Trillium recurvatum recurvatum
Lily family (Liliaceae)
Description: This herbaceous perennial plant is ½-1¼' tall and unbranched. The erect central stem is light green to reddish purple, terete, rather stout, and glabrous. At the apex of this stem, there are 3 spreading leaves surrounding a single sessile flower. Immature plants, however, produce only leaves without the flower. The leaves are 3-6" long and 1½-3½" across; they are ovate in shape and smooth along their margins, tapering into distinct petioles. The upper leaf surface is medium green and heavily mottled with patches of light green and dark green; it is glabrous. The lower leaf surface is pale green and unmottled; it is also glabrous. On rare occasions, some plants will have leaves with solid green upper surfaces. Leaf venation is parallel with occasional interconnecting secondary veins.
The flower has 3 maroon petals, 3 green sepals, 6 stamens with long black anthers, and an ovary with 3 stigmata. The petals are 1–1¼" long and rhombic-elliptic in shape; they curve inward toward their tips. The sepals are ¾–1" long, lanceolate-triangular in shape, and smooth along their often purplish margins; they hang downward from the base of the flower. The stamens are about ½" long, curving inward toward the other stamens. The blooming period is mid- to late spring, lasting about 3-4 weeks. Individual flowers are relatively long-lived. There is no noticeable floral scent. Afterwards, each flower is replaced by a single fruit (technically a berry). These fruits are a little less than ½" (10 mm.) long, rhomboid-ovoid in shape, 6-angled, and pale green to purplish green. Each fruit contains several small seeds; they are dark brown with white food appendages. The main rootstock is thickened and elongated, with numerous feeder roots. Rhizomes are also produced, causing this plant to form clonal colonies.
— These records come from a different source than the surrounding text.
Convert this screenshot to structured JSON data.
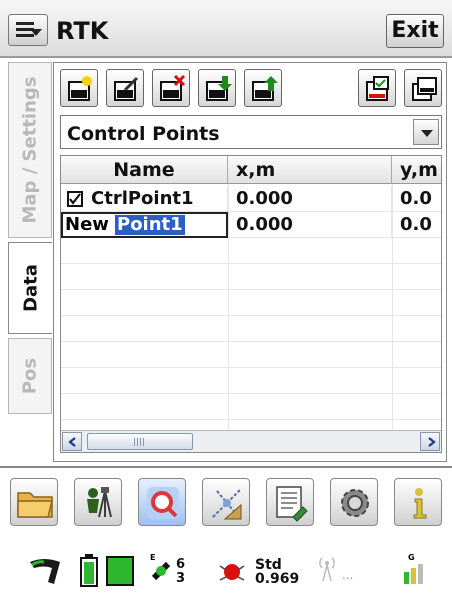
{
  "header": {
    "title": "RTK",
    "exit_label": "Exit"
  },
  "tabs": [
    {
      "label": "Map / Settings",
      "active": false
    },
    {
      "label": "Data",
      "active": true
    },
    {
      "label": "Pos",
      "active": false
    }
  ],
  "toolbar": {
    "buttons": [
      "new-point-icon",
      "edit-point-icon",
      "delete-point-icon",
      "import-icon",
      "export-icon",
      "select-all-icon",
      "copy-icon"
    ]
  },
  "dropdown": {
    "selected": "Control Points"
  },
  "table": {
    "columns": [
      "Name",
      "x,m",
      "y,m"
    ],
    "rows": [
      {
        "checked": true,
        "name": "CtrlPoint1",
        "x": "0.000",
        "y": "0.0"
      },
      {
        "editing": true,
        "prefix": "New",
        "selected_text": "Point1",
        "x": "0.000",
        "y": "0.0"
      }
    ]
  },
  "launcher": {
    "icons": [
      "folder-icon",
      "survey-icon",
      "search-icon",
      "cogo-icon",
      "notes-icon",
      "settings-icon",
      "info-icon"
    ]
  },
  "status": {
    "satellites_e": "6",
    "satellites_g": "3",
    "solution_label": "Std",
    "solution_value": "0.969",
    "radio_text": "..."
  },
  "colors": {
    "selection": "#2b5ec7",
    "accent_green": "#2eb82e",
    "status_red": "#d81010"
  }
}
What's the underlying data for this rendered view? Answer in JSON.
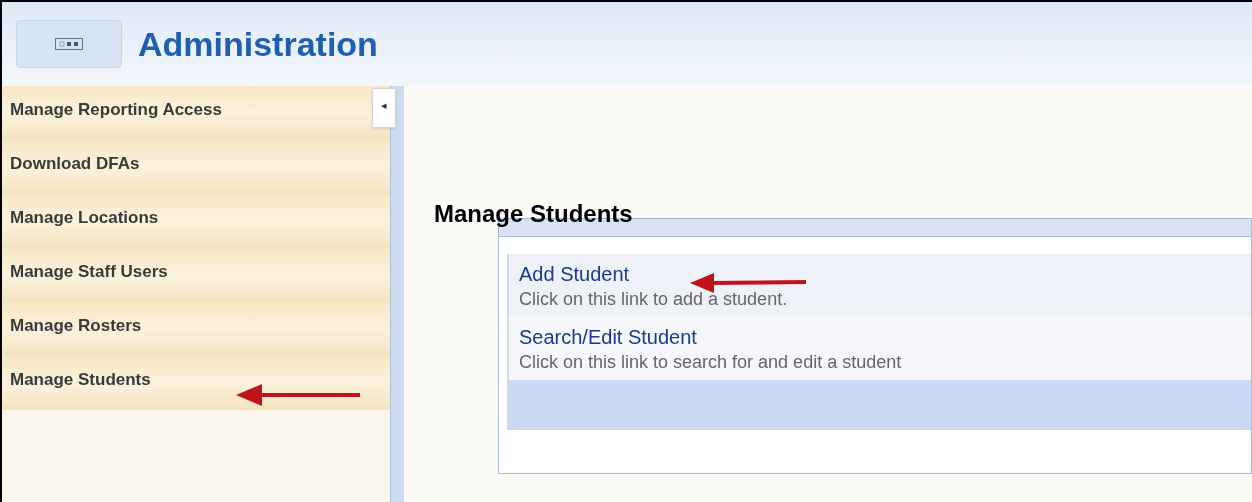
{
  "header": {
    "title": "Administration"
  },
  "sidebar": {
    "collapse_glyph": "◂",
    "items": [
      {
        "label": "Manage Reporting Access"
      },
      {
        "label": "Download DFAs"
      },
      {
        "label": "Manage Locations"
      },
      {
        "label": "Manage Staff Users"
      },
      {
        "label": "Manage Rosters"
      },
      {
        "label": "Manage Students"
      }
    ]
  },
  "main": {
    "heading": "Manage Students",
    "links": [
      {
        "title": "Add Student",
        "description": "Click on this link to add a student."
      },
      {
        "title": "Search/Edit Student",
        "description": "Click on this link to search for and edit a student"
      }
    ]
  }
}
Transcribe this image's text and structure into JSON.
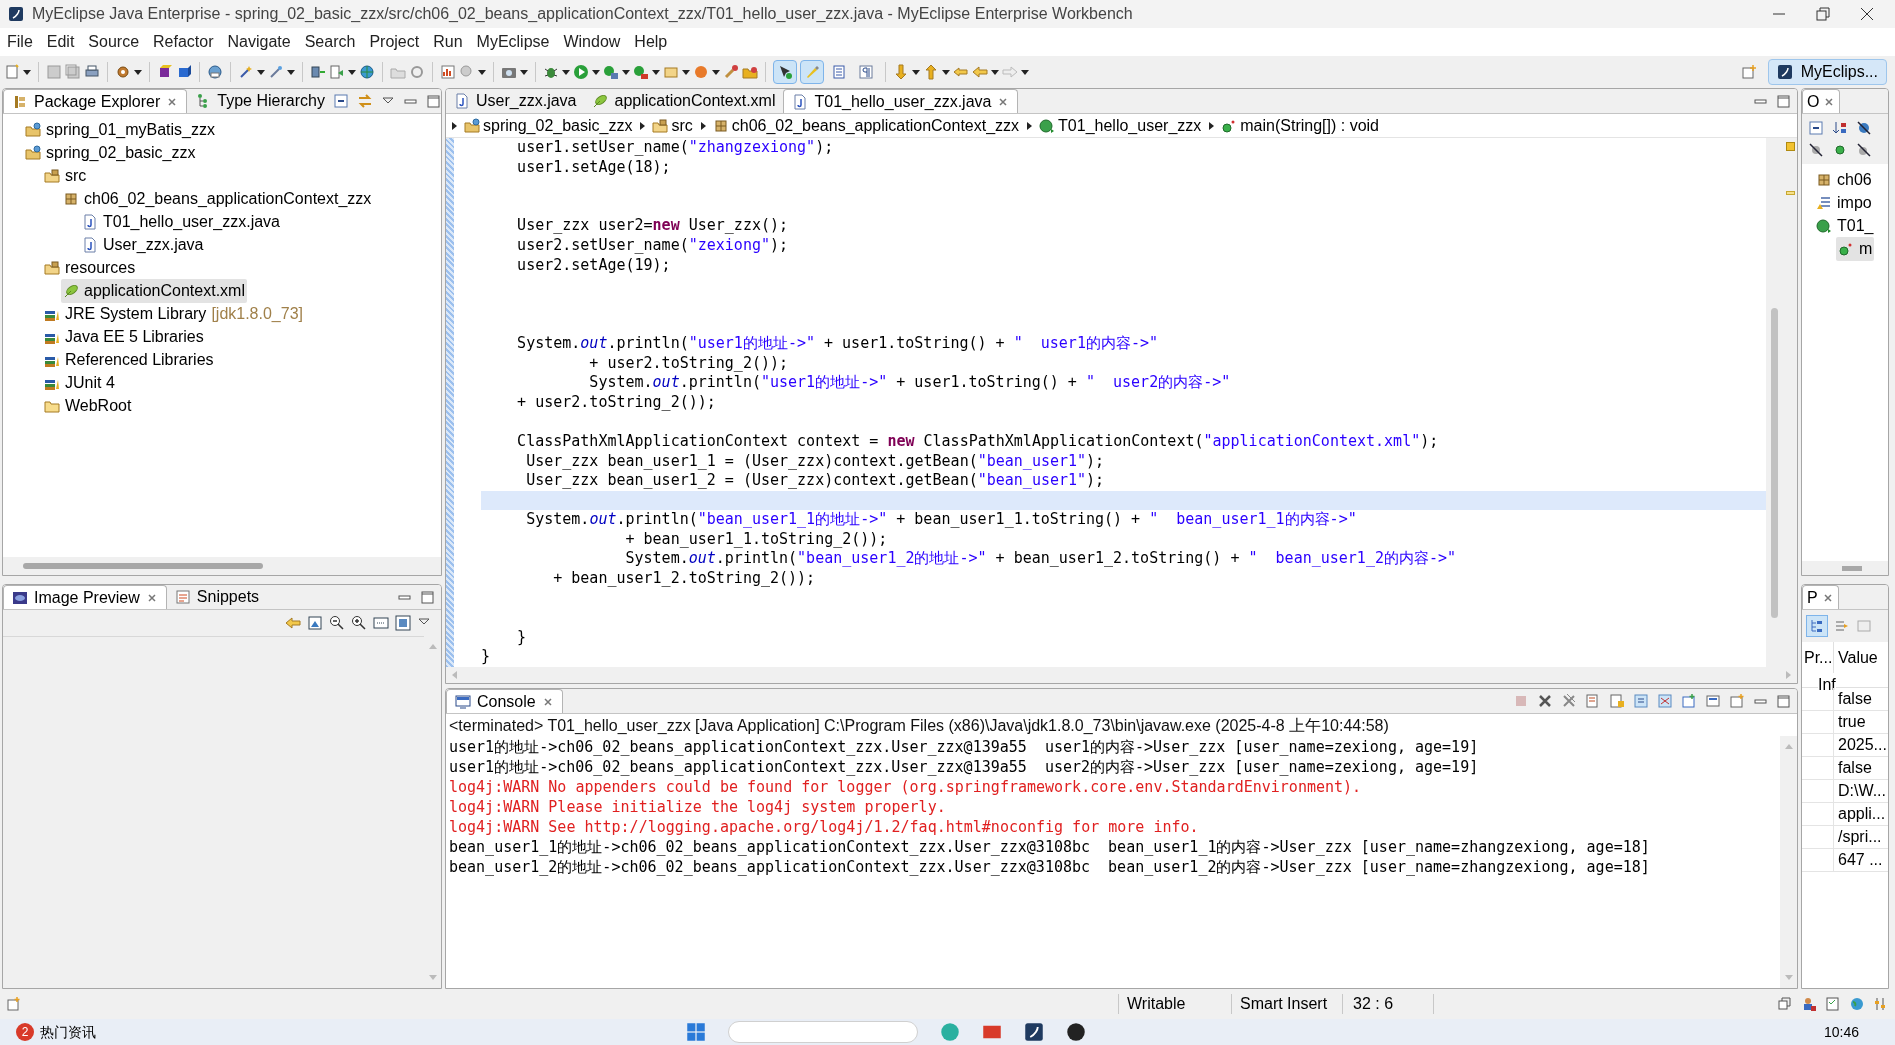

Cultivation: The preference is medium shade to dappled sunlight, moist to dry-mesic conditions, and soil containing loam or clay-loam. The foliage is rarely bothered by pests or disease. Trilliums are slow to develop because of the short period of active growth during the spring, and up to 10 years may be required before a plant reaches flowering size in the wild.
Range & Habitat: The native Prairie Trillium is a common plant that occurs in every county of Illinois (see Distribution Map). It is found primarily in rich woodlands, open woodlands, and savannas, where deciduous trees are dominant (including oak-hickory woodlands and maple-dominated woodlands). Sometimes this species survives degradation of woodland habitats, and it can be found along fence rows with woody vegetation, overgrown areas near railroads, and miscellaneous waste areas with partial or light shade.
Faunal Associations: The maroon flowers of the Prairie Trillium may attract carrion beetles and flesh flies, although little is known about the insect pollinators of this trillium (Trillium sp.) because floral visitors are rare. Only pollen is available as a floral reward. The caterpillars of two polyphagous moths, Clepsis melaleucana (Black-patched Clepsis) and Euplexia benesimilis (American Angle Shades) feed on trilliums (Covell, 1984/2005). The seeds of these plants are often distributed by ants because of their food appendages. Among mammalian herbivores, White-tailed Deer are especially known to eat the flowers and foliage of trilliums. There is also some evidence that the seeds of trilliums can pass through their digestive tracts and remain viable. Therefore, White-tailed Deer may help to distribute the seeds across long distances (Vellend et al., 2003). Where White-tailed Deer are too abundant, however, they may destroy local populations of these plants. It is possible that the mottled pattern of the foliage of the Prairie Trillium is an adaptation to deer predation as this type of pattern may help to camoflage the plant with the surrounding forest floor.
Photographic Location: A mesic woodland at Busey Woods in Urbana, Illinois, and an upland savanna in McLean County, Illinois.
Comments: The common name is misleading because the Prairie Trillium occurs in woodlands like other trilliums (Trillium spp.), rather than prairies. However, it is especially common in Illinois and the surrounding states where prairies occur. This trillium species is relatively easy to identify for the following reasons: 1) its sepals hang downward from the flower, whereas in other Trillium spp. the sepals are usually spreading to ascending; 2) its flowers are sessile against the central stem and leaves, whereas the flowers of some trilliums (e.g., Trillium erectum) are held above the foliage on short stalks; and 3) the leaves taper gradually at their bases into short petioles, whereas the leaves of some trilliums are sessile and quite rounded at their bases. There are different forms of the Prairie Trillium that have yellow or maroon flowers, yellow or black anthers, and mottled or solid green leaves. The form described here, Trillium recurvatum recurvatum, is by far the most common.